Tag: Ricky Gervais

Funny people talking about being funny

If you ever think of yourself as “funny” and you don’t edit your work constantly (ie you just keep using the same material). Then listen to these funny people on the nature of writing and performing standup (language warning).

A lot of good preachers say stand up comedy is important to preaching. I agree. In a limited sense. Preaching isn’t comedy, but there are very few other careers where people make a living out of standing up and talking.

There are four parts to this. They get progressively cruder, but there’s some gold for preachers there. Know your big idea for everything you say, where you want the audience to get to, and make sure they get the point so it doesn’t bomb. Work hard at having a good package for special occasions because new people might be hearing you for the first time. It’s not your job to say things the audience could come up with by themselves, you’re there to stretch them… know how long to go for. Jerry Seinfeld also has an interesting position on swearing (he doesn’t) as a comic because he says people are only laughing because of the shock – not because of the material – which is a good message for anybody who wants to shock from the pulpit to cover over for preparation or content.

David Brent appears in American Office, tears hole in space-time continuum

Ricky Gervais made a guest appearance, as David Brent, on the American version of the Office recently. Which created a weird question that now needs resolving:

“The pilot episode of the American Office was an ever-so-slightly altered version of the same script of Ricky Gervais’ first episode of the UK Office. As separate entities, this makes sense. After the pilot, the American version deviated almost entirely from the plot of its UK counterpart. But now that it’s confirmed that these two do exist in the same world, how could two human beings could live such eerily similar days — repeating pretty much the exact same lines of dialogue? ”

Some possible explanations, and further considerations, here at Movieline.

The Gervais Principle

Office culture is best understood through the lens of popular culture. That’s why Office Space and Dilbert are so popular.

The Office is another one of those seminal “texts”* on office life.

A blogger named Venkatesh Rao has combed through the Office and diluted from it a new “principle” to supersede the Dilbert Principle when it comes to our understanding of office life.

He breaks office employees down into three categories – the sociopath, the clueless, and the loser.

Below is an extended quote from his first post. He followed it up with a second. Check them out.

The Gervais Principle is this:

Sociopaths, in their own best interests, knowingly promote over-performing losers into middle-management, groom under-performing losers into sociopaths, and leave the average bare-minimum-effort losers to fend for themselves.

The Gervais principle differs from the Peter Principle, which it superficially resembles. The Peter Principle states that all people are promoted to the level of their incompetence. It is based on the assumption that future promotions are based on past performance. The Peter Principle is wrong for the simple reason that executives aren’t that stupid, and because there isn’t that much room in an upward-narrowing pyramid. They know what it takes for a promotion candidate to perform at the “to” level. So if they are promoting people beyond their competence anyway, under conditions of opportunity scarcity, there must be a good reason.

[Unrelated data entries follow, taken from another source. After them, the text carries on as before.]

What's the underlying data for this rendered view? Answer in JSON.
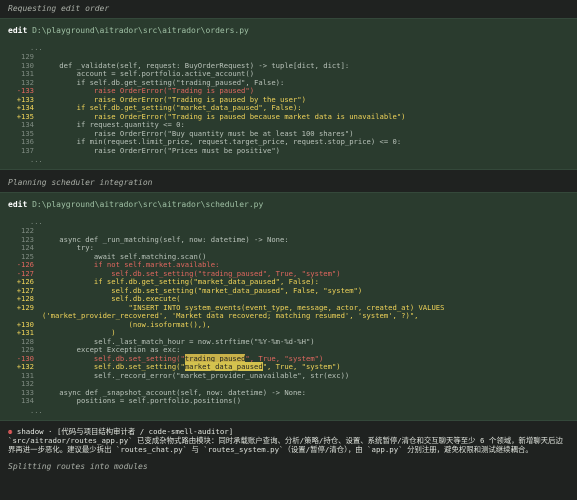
{
  "status1": "Requesting edit order",
  "panel1": {
    "action": "edit",
    "path": "D:\\playground\\aitrador\\src\\aitrador\\orders.py",
    "ellipsis_top": "...",
    "ellipsis_bottom": "...",
    "lines": [
      {
        "num": "129",
        "type": "ctx",
        "text": ""
      },
      {
        "num": "130",
        "type": "ctx",
        "text": "    def _validate(self, request: BuyOrderRequest) -> tuple[dict, dict]:"
      },
      {
        "num": "131",
        "type": "ctx",
        "text": "        account = self.portfolio.active_account()"
      },
      {
        "num": "132",
        "type": "ctx",
        "text": "        if self.db.get_setting(\"trading_paused\", False):"
      },
      {
        "num": "-133",
        "type": "rm",
        "text": "            raise OrderError(\"Trading is paused\")"
      },
      {
        "num": "+133",
        "type": "add",
        "text": "            raise OrderError(\"Trading is paused by the user\")"
      },
      {
        "num": "+134",
        "type": "add",
        "text": "        if self.db.get_setting(\"market_data_paused\", False):"
      },
      {
        "num": "+135",
        "type": "add",
        "text": "            raise OrderError(\"Trading is paused because market data is unavailable\")"
      },
      {
        "num": "134",
        "type": "ctx",
        "text": "        if request.quantity <= 0:"
      },
      {
        "num": "135",
        "type": "ctx",
        "text": "            raise OrderError(\"Buy quantity must be at least 100 shares\")"
      },
      {
        "num": "136",
        "type": "ctx",
        "text": "        if min(request.limit_price, request.target_price, request.stop_price) <= 0:"
      },
      {
        "num": "137",
        "type": "ctx",
        "text": "            raise OrderError(\"Prices must be positive\")"
      }
    ]
  },
  "status2": "Planning scheduler integration",
  "panel2": {
    "action": "edit",
    "path": "D:\\playground\\aitrador\\src\\aitrador\\scheduler.py",
    "ellipsis_top": "...",
    "ellipsis_bottom": "...",
    "lines": [
      {
        "num": "122",
        "type": "ctx",
        "text": ""
      },
      {
        "num": "123",
        "type": "ctx",
        "text": "    async def _run_matching(self, now: datetime) -> None:"
      },
      {
        "num": "124",
        "type": "ctx",
        "text": "        try:"
      },
      {
        "num": "125",
        "type": "ctx",
        "text": "            await self.matching.scan()"
      },
      {
        "num": "-126",
        "type": "rm",
        "text": "            if not self.market.available:"
      },
      {
        "num": "-127",
        "type": "rm",
        "text": "                self.db.set_setting(\"trading_paused\", True, \"system\")"
      },
      {
        "num": "+126",
        "type": "add",
        "text": "            if self.db.get_setting(\"market_data_paused\", False):"
      },
      {
        "num": "+127",
        "type": "add",
        "text": "                self.db.set_setting(\"market_data_paused\", False, \"system\")"
      },
      {
        "num": "+128",
        "type": "add",
        "text": "                self.db.execute("
      },
      {
        "num": "+129",
        "type": "add",
        "text": "                    \"INSERT INTO system_events(event_type, message, actor, created_at) VALUES ('market_provider_recovered', 'Market data recovered; matching resumed', 'system', ?)\",",
        "wrap": true
      },
      {
        "num": "+130",
        "type": "add",
        "text": "                    (now.isoformat(),),"
      },
      {
        "num": "+131",
        "type": "add",
        "text": "                )"
      },
      {
        "num": "128",
        "type": "ctx",
        "text": "            self._last_match_hour = now.strftime(\"%Y-%m-%d-%H\")"
      },
      {
        "num": "129",
        "type": "ctx",
        "text": "        except Exception as exc:"
      },
      {
        "num": "-130",
        "type": "rm",
        "pre": "            self.db.set_setting(\"",
        "hl": "trading_paused",
        "post": "\", True, \"system\")"
      },
      {
        "num": "+132",
        "type": "add",
        "pre": "            self.db.set_setting(\"",
        "hl": "market_data_paused",
        "post": "\", True, \"system\")"
      },
      {
        "num": "131",
        "type": "ctx",
        "text": "            self._record_error(\"market_provider_unavailable\", str(exc))"
      },
      {
        "num": "132",
        "type": "ctx",
        "text": ""
      },
      {
        "num": "133",
        "type": "ctx",
        "text": "    async def _snapshot_account(self, now: datetime) -> None:"
      },
      {
        "num": "134",
        "type": "ctx",
        "text": "        positions = self.portfolio.positions()"
      }
    ]
  },
  "shadow": {
    "icon": "ghost-icon",
    "header": "shadow · [代码与项目结构审计者 / code-smell-auditor]",
    "body": "`src/aitrador/routes_app.py` 已变成杂物式路由模块：同时承载账户查询、分析/策略/持仓、设置、系统暂停/清仓和交互聊天等至少 6 个领域，新增聊天后边界再进一步恶化。建议最少拆出 `routes_chat.py` 与 `routes_system.py`（设置/暂停/清仓），由 `app.py` 分别注册，避免权限和测试继续耦合。"
  },
  "status3": "Splitting routes into modules"
}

Scott Adams, seeing a different flaw in the Peter Principle, proposed the Dilbert Principle: that companies tend to systematically promote their least-competent employees to middle management to limit the damage they can do. This again is untrue. The Gervais principle predicts the exact opposite: that the most competent ones will be promoted to middle management. Michael Scott was a star salesman before he become a clueless middle manager. The least competent employees (but not all of them — only certain enlightened incompetents) will be promoted not to middle management, but fast-tracked through to senior management. To the sociopath level.

And in case you are wondering, the unenlightened under-performers get fired.

*Because thanks to my arts degree (or QUT equivalent) I know that everything is a “text”…

YouTube Twosday: Ricky Gervais on Christianity

Anyone who checked out the iMonk’s post on atheism may have seen this already… but this is the “new” new atheism. Not rabid, but friendly. Not insulting, but funny. Not arrogant, but “humble”, not scientific, but cultural…

How do you counter these arguments of religion as a positive form of social control that isn’t necessary for “enlightened” people?

I’d suggest it’s not like the Pyromaniac Centuri0n would have us do it… he suggests, in a series of posts, that we move away from apologetics, and just preach the gospel – both the iMonk and Frank Turk (Centuri0n) suggest the likes of William Lane Craig have the approach wrong – and we should either be cultural or biblical – not philosophical.

Me, being a pragmatist, I think we need to have a balance of all three. You can’t use the Bible on people who reject the fundamental premise of a book authored by God. Especially if they insist on deduction rather than induction. So you need to take the philosophical apologetic when arguing for the existence of God. And you can’t do any of this without getting the cultural element right – and I’d say one of the big issues there is the damage done to our reputation by nominal or apathetic Christians. So don’t be one of those.